We’re happy to help! Ask any KWF Apothecary Team Member for assistance to learn more about the supplements on our shelves.
You can also learn more about general supplement use via our Aisle 7 database, available on the Apothecary page of our website. This database features recent publications, quick tips, a comprehensive health guide, and an A-Z index covering general wellness, supplement use, recipes and more. Check out this article from Aisle 7’s Healthnotes Newsire to learn more about the New York Attorney General’s assessment of store brand supplements.
“In response to the New York Attorney General’s recent recall of herbal supplements from four major retailers, the Council for Responsible Nutrition has assembled a microsite for consumers to keep them abreast on important information and how CRN is responding to the issue.” – The CRN.
The CRN’s microsite is a great resource with lots of helpful information. Check it out here!
What about herbal supplements?
The CRN offers an easy to read infographic that helps to explain how DNA testing isn’t ideal for testing herbs, since it’s the phytochemicals that are preserved for their health benefits, not the DNA.
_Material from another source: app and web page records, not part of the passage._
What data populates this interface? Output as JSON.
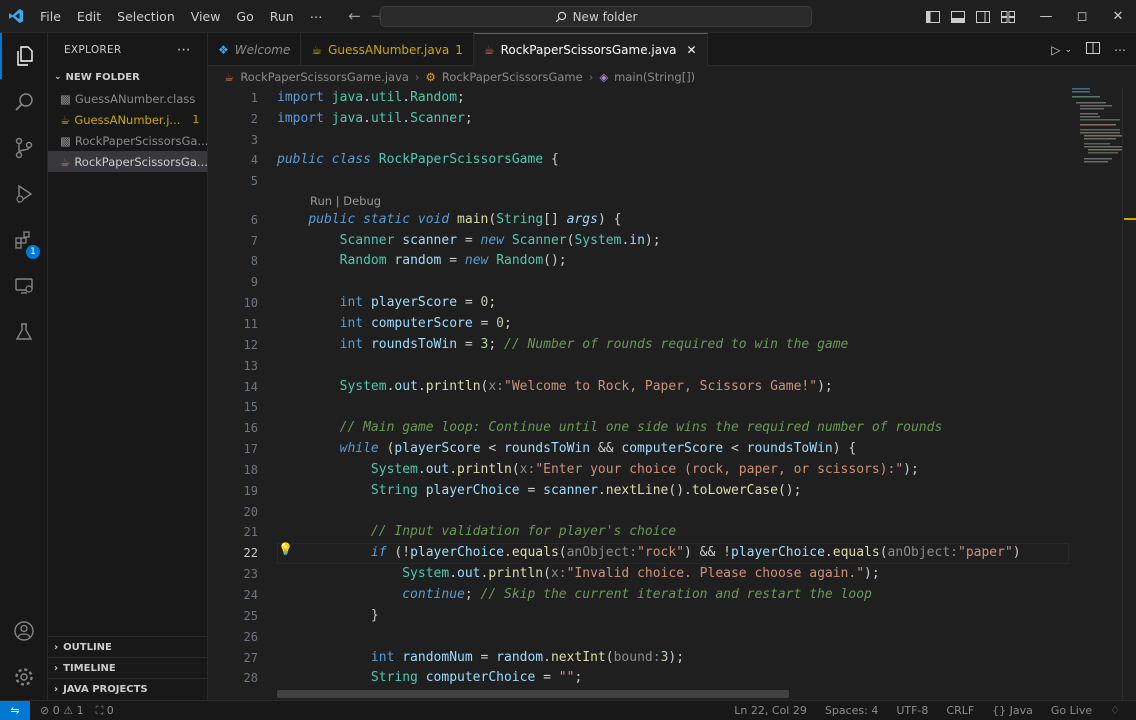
{
  "titlebar": {
    "menu": [
      "File",
      "Edit",
      "Selection",
      "View",
      "Go",
      "Run",
      "⋯"
    ],
    "search": "New folder"
  },
  "sidebar": {
    "title": "EXPLORER",
    "folder": "NEW FOLDER",
    "files": [
      {
        "name": "GuessANumber.class",
        "state": "dim",
        "count": ""
      },
      {
        "name": "GuessANumber.j...",
        "state": "err",
        "count": "1"
      },
      {
        "name": "RockPaperScissorsGa...",
        "state": "dim",
        "count": ""
      },
      {
        "name": "RockPaperScissorsGa...",
        "state": "selected",
        "count": ""
      }
    ],
    "sections": [
      "OUTLINE",
      "TIMELINE",
      "JAVA PROJECTS"
    ]
  },
  "activity": {
    "extensions_badge": "1"
  },
  "tabs": [
    {
      "label": "Welcome",
      "kind": "welcome"
    },
    {
      "label": "GuessANumber.java",
      "kind": "err",
      "count": "1"
    },
    {
      "label": "RockPaperScissorsGame.java",
      "kind": "active"
    }
  ],
  "breadcrumb": [
    "RockPaperScissorsGame.java",
    "RockPaperScissorsGame",
    "main(String[])"
  ],
  "editor": {
    "codelens": "Run | Debug",
    "active_line": "22"
  },
  "statusbar": {
    "left": [
      "⊘ 0 ⚠ 1",
      "⛶ 0"
    ],
    "right": [
      "Ln 22, Col 29",
      "Spaces: 4",
      "UTF-8",
      "CRLF",
      "{} Java",
      "Go Live"
    ]
  },
  "colors": {
    "accent": "#0078d4",
    "warning": "#cca700",
    "editor_bg": "#1f1f1f"
  }
}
To provide more information on specific supplement brands’ standards and quality, we’re making statements and overviews from a few of our top supplement companies available to you. We encourage you to research any supplement company or brand to learn more about their practices, sourcing, quality and standards.